But the Germs are now defunct, and the dominant focus in Shane West’s life is Salem. Now in its third season, he gave a little preview of what we can expect on upcoming episodes of the show. “We’re building toward who will have their power in Hell, and if Hell will actually come to Earth. We get all these wacky characters and creatures this year that keep coming out of the bowels of Hell. I can’t even really list the actors yet because they haven’t even been allowed to say they’re on the show at this point (minus the fact that we’ve been able to add Marilyn Manson, who plays essentially a Sweeney Todd character of the barber/surgeon in the town, which has been a trip). Manson and I became friends about a year before the show started. So it’s great having him aboard doing this thing. I think if you’re really a fan of this show, you’re just gonna see the world a Salem open up more this season.”
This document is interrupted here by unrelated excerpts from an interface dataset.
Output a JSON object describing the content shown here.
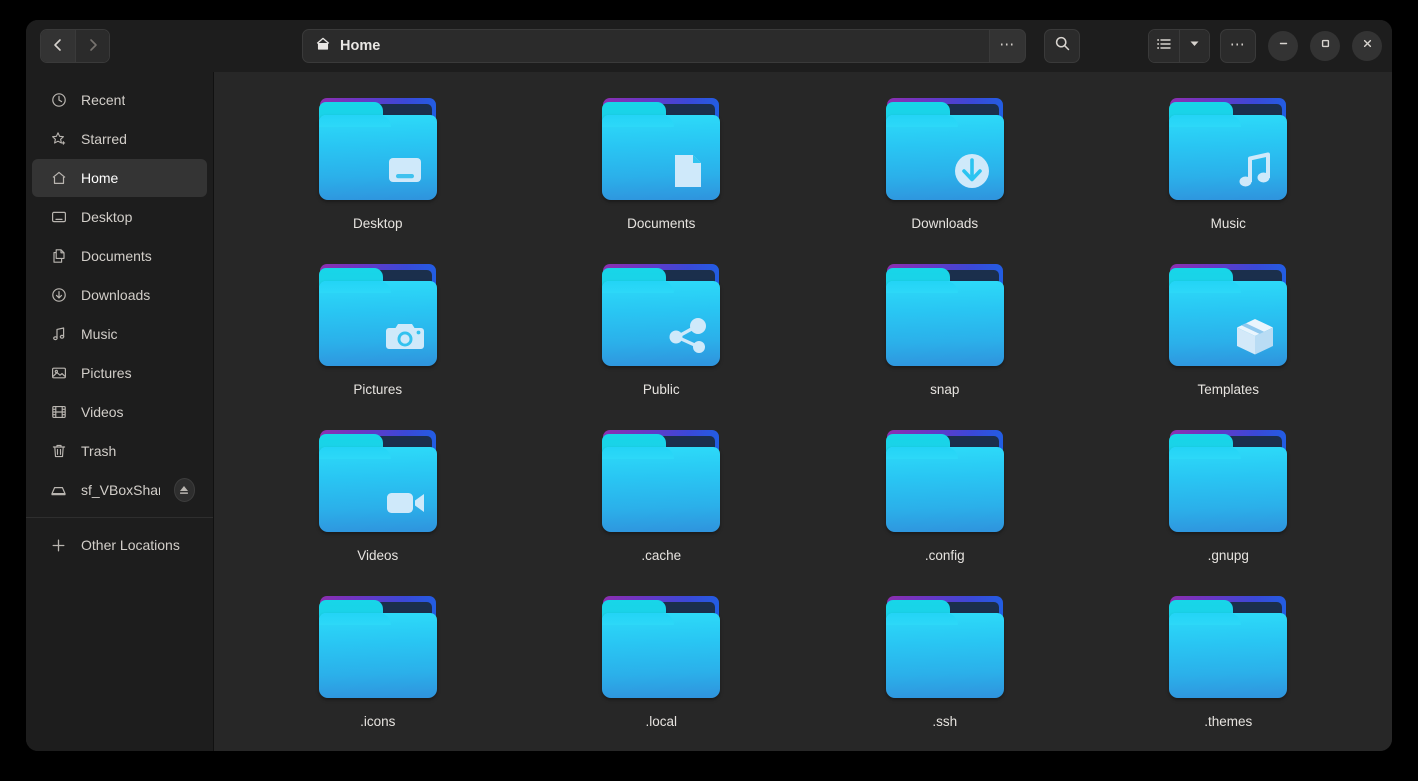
{
  "window": {
    "title": "Home",
    "back_label": "Back",
    "forward_label": "Forward",
    "path_label": "Home",
    "path_menu_label": "⋯",
    "search_label": "Search",
    "view_list_label": "List view",
    "view_dropdown_label": "View options",
    "main_menu_label": "⋯",
    "minimize_label": "Minimize",
    "maximize_label": "Maximize",
    "close_label": "Close"
  },
  "sidebar": {
    "items": [
      {
        "label": "Recent",
        "icon": "clock-icon",
        "active": false
      },
      {
        "label": "Starred",
        "icon": "star-icon",
        "active": false
      },
      {
        "label": "Home",
        "icon": "home-icon",
        "active": true
      },
      {
        "label": "Desktop",
        "icon": "desktop-icon",
        "active": false
      },
      {
        "label": "Documents",
        "icon": "documents-icon",
        "active": false
      },
      {
        "label": "Downloads",
        "icon": "download-icon",
        "active": false
      },
      {
        "label": "Music",
        "icon": "music-icon",
        "active": false
      },
      {
        "label": "Pictures",
        "icon": "image-icon",
        "active": false
      },
      {
        "label": "Videos",
        "icon": "film-icon",
        "active": false
      },
      {
        "label": "Trash",
        "icon": "trash-icon",
        "active": false
      },
      {
        "label": "sf_VBoxShare",
        "icon": "drive-icon",
        "active": false,
        "eject": true
      }
    ],
    "other_locations": {
      "label": "Other Locations",
      "icon": "plus-icon"
    }
  },
  "files": [
    {
      "name": "Desktop",
      "emblem": "monitor-emblem"
    },
    {
      "name": "Documents",
      "emblem": "document-emblem"
    },
    {
      "name": "Downloads",
      "emblem": "download-emblem"
    },
    {
      "name": "Music",
      "emblem": "note-emblem"
    },
    {
      "name": "Pictures",
      "emblem": "camera-emblem"
    },
    {
      "name": "Public",
      "emblem": "share-emblem"
    },
    {
      "name": "snap",
      "emblem": "none"
    },
    {
      "name": "Templates",
      "emblem": "box-emblem"
    },
    {
      "name": "Videos",
      "emblem": "video-emblem"
    },
    {
      "name": ".cache",
      "emblem": "none"
    },
    {
      "name": ".config",
      "emblem": "none"
    },
    {
      "name": ".gnupg",
      "emblem": "none"
    },
    {
      "name": ".icons",
      "emblem": "none"
    },
    {
      "name": ".local",
      "emblem": "none"
    },
    {
      "name": ".ssh",
      "emblem": "none"
    },
    {
      "name": ".themes",
      "emblem": "none"
    }
  ],
  "colors": {
    "window_bg": "#242424",
    "header_bg": "#1d1d1d",
    "sidebar_bg": "#1d1d1d",
    "files_bg": "#272727",
    "selection": "#343434",
    "folder_cyan": "#2ddcf9",
    "folder_blue": "#2f93dd",
    "folder_purple": "#8c2fb0"
  }
}
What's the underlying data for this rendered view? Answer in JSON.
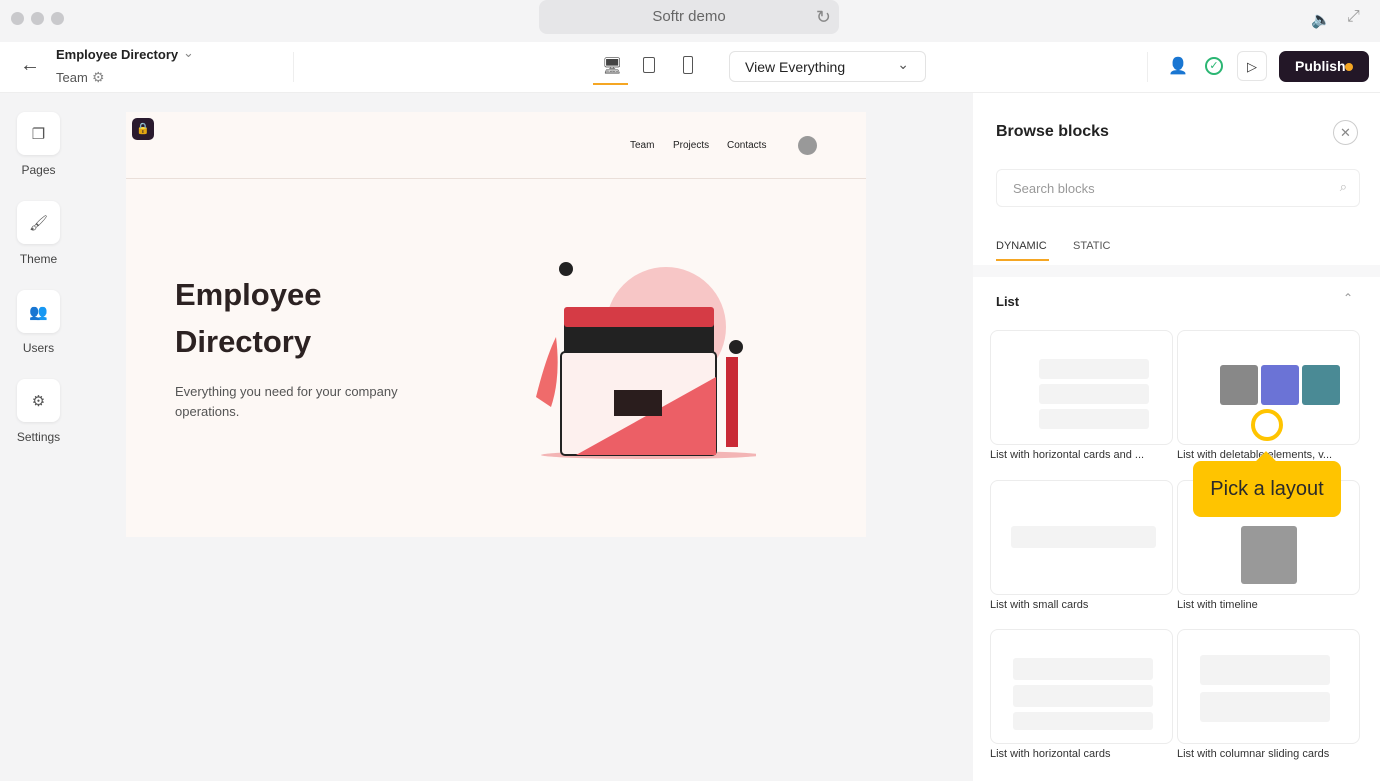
{
  "window": {
    "title": "Softr demo"
  },
  "header": {
    "app_name": "Employee Directory",
    "page_name": "Team",
    "view_select": "View Everything",
    "publish_label": "Publish",
    "accent": "#f5a623",
    "publish_bg": "#231727"
  },
  "sidebar": {
    "items": [
      {
        "label": "Pages",
        "icon": "pages-icon"
      },
      {
        "label": "Theme",
        "icon": "paint-roller-icon"
      },
      {
        "label": "Users",
        "icon": "users-icon"
      },
      {
        "label": "Settings",
        "icon": "gear-icon"
      }
    ]
  },
  "preview": {
    "nav": [
      "Team",
      "Projects",
      "Contacts"
    ],
    "hero_title_1": "Employee",
    "hero_title_2": "Directory",
    "hero_subtitle_1": "Everything you need for your company",
    "hero_subtitle_2": "operations."
  },
  "panel": {
    "title": "Browse blocks",
    "search_placeholder": "Search blocks",
    "tabs": [
      "DYNAMIC",
      "STATIC"
    ],
    "section": "List",
    "blocks": [
      "List with horizontal cards and ...",
      "List with deletable elements, v...",
      "List with small cards",
      "List with timeline",
      "List with horizontal cards",
      "List with columnar sliding cards"
    ]
  },
  "tooltip": {
    "text": "Pick a layout",
    "color": "#ffc400"
  }
}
With his long list of film and television credits, including his four season stint starring on Nikita, he feels his current project trumps the rest of his catalog. “[Salem] is probably one of my most favorite projects that I’ve ever done,” he told me. “Being a horror and fantasy fanatic and getting to basically play the hero in a world that we’ve created is another dream-come-true. So every season that has been written there has been just insane stuff that we’d be doing—whether it’s sexual, gore, or over-the-top scares, I’m happy as a pig in shit every day on this show. There’s always a new surprise.”
Shane West has done a lot over the past twenty years. As a teenager, he set out to create an exciting life that he could call his own. If his career is any indication, looks like he is exceptionally good at living that life.
Story by Cody Fitzpatrick
Photographs by Tyler Shields
Grooming by Marissa Machado